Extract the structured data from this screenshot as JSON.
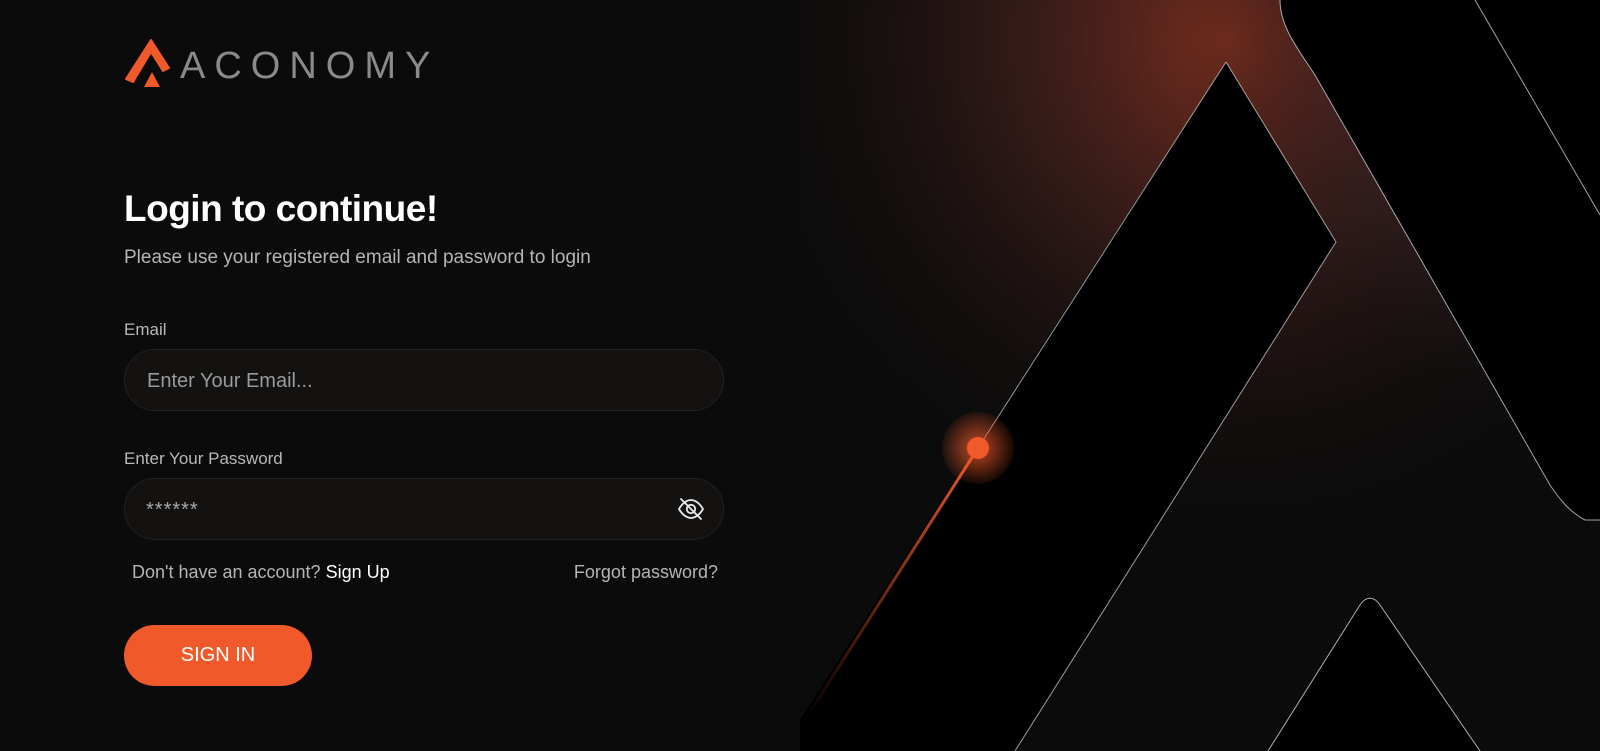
{
  "brand": {
    "name": "ACONOMY",
    "accent": "#f05a2b"
  },
  "login": {
    "title": "Login to continue!",
    "subtitle": "Please use your registered email and password to login",
    "email": {
      "label": "Email",
      "placeholder": "Enter Your Email...",
      "value": ""
    },
    "password": {
      "label": "Enter Your Password",
      "value": "******",
      "toggle_icon": "eye-slash-icon"
    },
    "signup_prompt": "Don't have an account?",
    "signup_link": "Sign Up",
    "forgot_link": "Forgot password?",
    "submit_label": "SIGN IN"
  },
  "colors": {
    "background": "#0b0b0b",
    "field_bg": "#131211",
    "text_primary": "#ffffff",
    "text_muted": "#b5b5b5"
  }
}
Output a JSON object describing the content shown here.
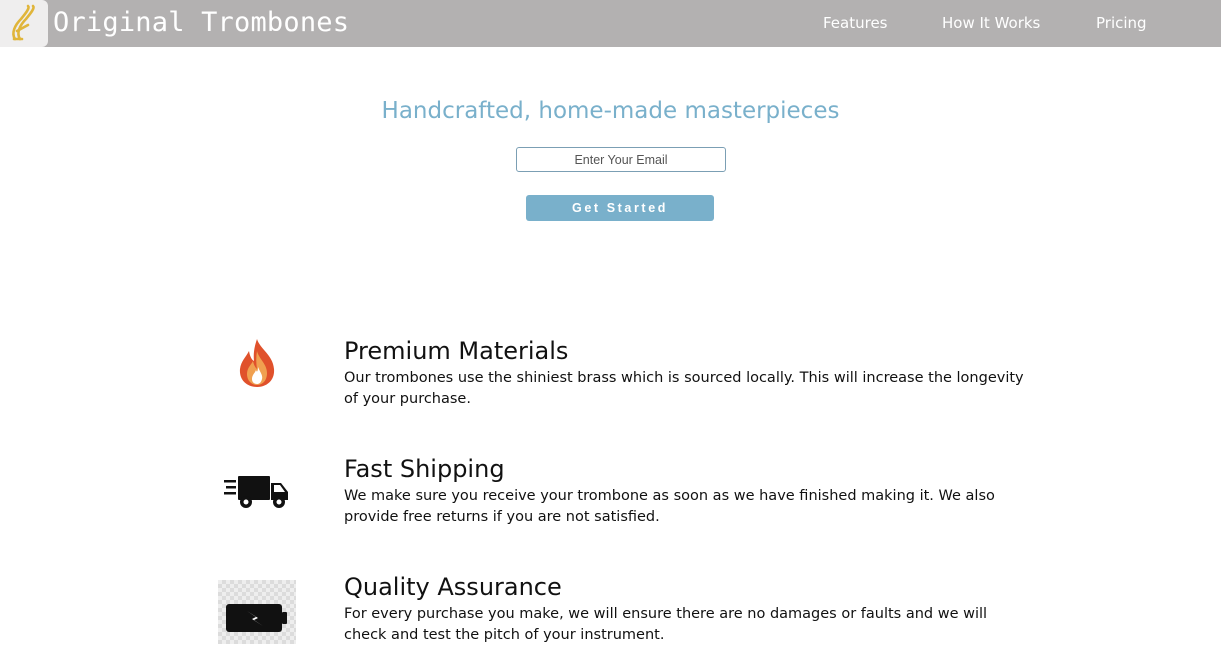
{
  "header": {
    "brand": "Original Trombones",
    "logo_icon": "trombone-logo-icon",
    "nav": [
      {
        "label": "Features"
      },
      {
        "label": "How It Works"
      },
      {
        "label": "Pricing"
      }
    ]
  },
  "hero": {
    "title": "Handcrafted, home-made masterpieces",
    "email_placeholder": "Enter Your Email",
    "email_value": "",
    "cta_label": "Get Started"
  },
  "features": [
    {
      "icon": "flame-icon",
      "title": "Premium Materials",
      "description": "Our trombones use the shiniest brass which is sourced locally. This will increase the longevity of your purchase."
    },
    {
      "icon": "truck-icon",
      "title": "Fast Shipping",
      "description": "We make sure you receive your trombone as soon as we have finished making it. We also provide free returns if you are not satisfied."
    },
    {
      "icon": "battery-icon",
      "title": "Quality Assurance",
      "description": "For every purchase you make, we will ensure there are no damages or faults and we will check and test the pitch of your instrument."
    }
  ],
  "colors": {
    "header_bg": "#b3b1b1",
    "accent": "#79b0cb",
    "text": "#111111"
  }
}
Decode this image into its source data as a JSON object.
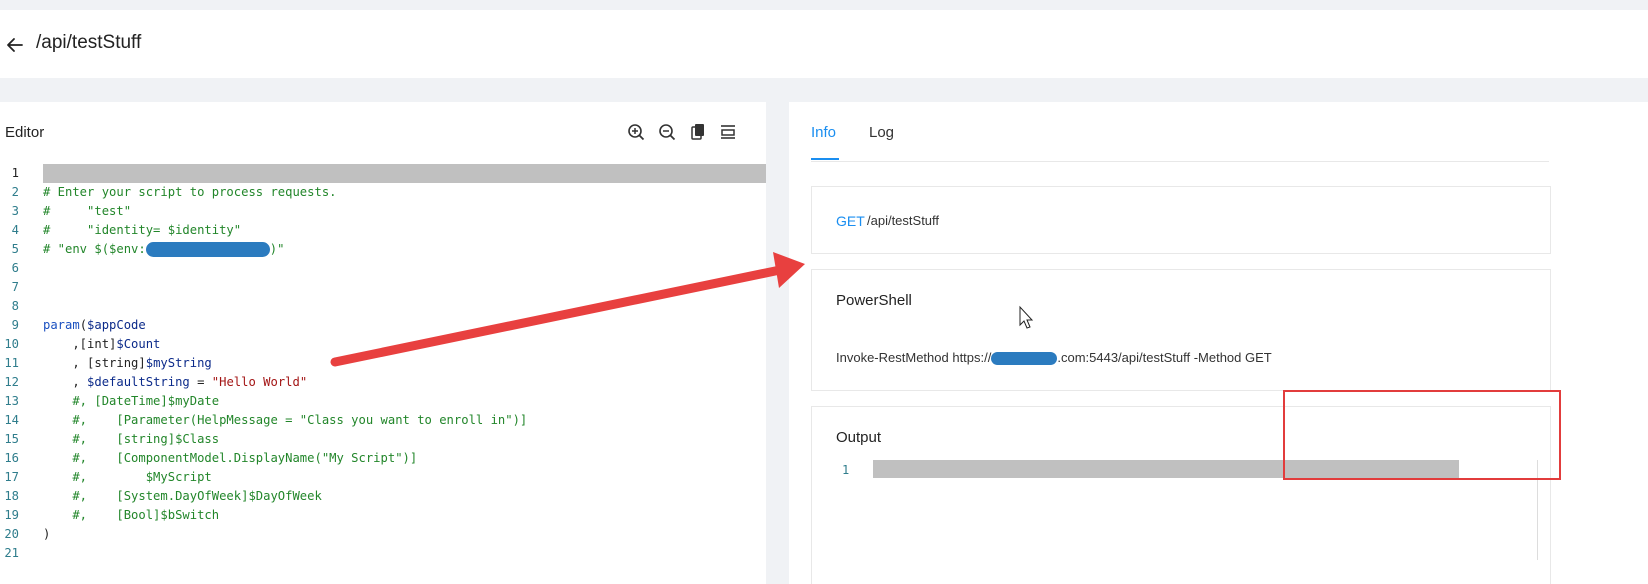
{
  "header": {
    "title": "/api/testStuff"
  },
  "editor": {
    "title": "Editor",
    "toolbar": [
      "zoom-in-icon",
      "zoom-out-icon",
      "copy-icon",
      "format-icon"
    ],
    "lines": [
      {
        "n": "1",
        "segments": []
      },
      {
        "n": "2",
        "segments": [
          {
            "c": "c",
            "t": "# Enter your script to process requests."
          }
        ]
      },
      {
        "n": "3",
        "segments": [
          {
            "c": "c",
            "t": "#     \"test\""
          }
        ]
      },
      {
        "n": "4",
        "segments": [
          {
            "c": "c",
            "t": "#     \"identity= $identity\""
          }
        ]
      },
      {
        "n": "5",
        "segments": [
          {
            "c": "c",
            "t": "# \"env $($env:"
          },
          {
            "redact": 124
          },
          {
            "c": "c",
            "t": ")\""
          }
        ]
      },
      {
        "n": "6",
        "segments": []
      },
      {
        "n": "7",
        "segments": []
      },
      {
        "n": "8",
        "segments": []
      },
      {
        "n": "9",
        "segments": [
          {
            "c": "k",
            "t": "param"
          },
          {
            "c": "d",
            "t": "("
          },
          {
            "c": "v",
            "t": "$appCode"
          }
        ]
      },
      {
        "n": "10",
        "segments": [
          {
            "c": "d",
            "t": "    ,[int]"
          },
          {
            "c": "v",
            "t": "$Count"
          }
        ]
      },
      {
        "n": "11",
        "segments": [
          {
            "c": "d",
            "t": "    , [string]"
          },
          {
            "c": "v",
            "t": "$myString"
          }
        ]
      },
      {
        "n": "12",
        "segments": [
          {
            "c": "d",
            "t": "    , "
          },
          {
            "c": "v",
            "t": "$defaultString"
          },
          {
            "c": "d",
            "t": " = "
          },
          {
            "c": "s",
            "t": "\"Hello World\""
          }
        ]
      },
      {
        "n": "13",
        "segments": [
          {
            "c": "c",
            "t": "    #, [DateTime]$myDate"
          }
        ]
      },
      {
        "n": "14",
        "segments": [
          {
            "c": "c",
            "t": "    #,    [Parameter(HelpMessage = \"Class you want to enroll in\")]"
          }
        ]
      },
      {
        "n": "15",
        "segments": [
          {
            "c": "c",
            "t": "    #,    [string]$Class"
          }
        ]
      },
      {
        "n": "16",
        "segments": [
          {
            "c": "c",
            "t": "    #,    [ComponentModel.DisplayName(\"My Script\")]"
          }
        ]
      },
      {
        "n": "17",
        "segments": [
          {
            "c": "c",
            "t": "    #,        $MyScript"
          }
        ]
      },
      {
        "n": "18",
        "segments": [
          {
            "c": "c",
            "t": "    #,    [System.DayOfWeek]$DayOfWeek"
          }
        ]
      },
      {
        "n": "19",
        "segments": [
          {
            "c": "c",
            "t": "    #,    [Bool]$bSwitch"
          }
        ]
      },
      {
        "n": "20",
        "segments": [
          {
            "c": "d",
            "t": ")"
          }
        ]
      },
      {
        "n": "21",
        "segments": []
      }
    ]
  },
  "tabs": {
    "info": "Info",
    "log": "Log"
  },
  "endpoint": {
    "method": "GET",
    "path": "/api/testStuff"
  },
  "powershell": {
    "title": "PowerShell",
    "cmd_prefix": "Invoke-RestMethod https://",
    "cmd_suffix": ".com:5443/api/testStuff -Method GET"
  },
  "output": {
    "title": "Output",
    "line": "1"
  },
  "colors": {
    "accent": "#1a8ef0",
    "arrow": "#e8403f",
    "redaction": "#2b7bbf"
  }
}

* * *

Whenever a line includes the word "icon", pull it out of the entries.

      "toggle_icon": "eye-slash-icon"
    "logo_icon": "trombone-logo-icon",
      "icon": "flame-icon",
      "icon": "truck-icon",
      "icon": "battery-icon",
      "zoom-in-icon",
      "zoom-out-icon",
      "copy-icon",
      "format-icon"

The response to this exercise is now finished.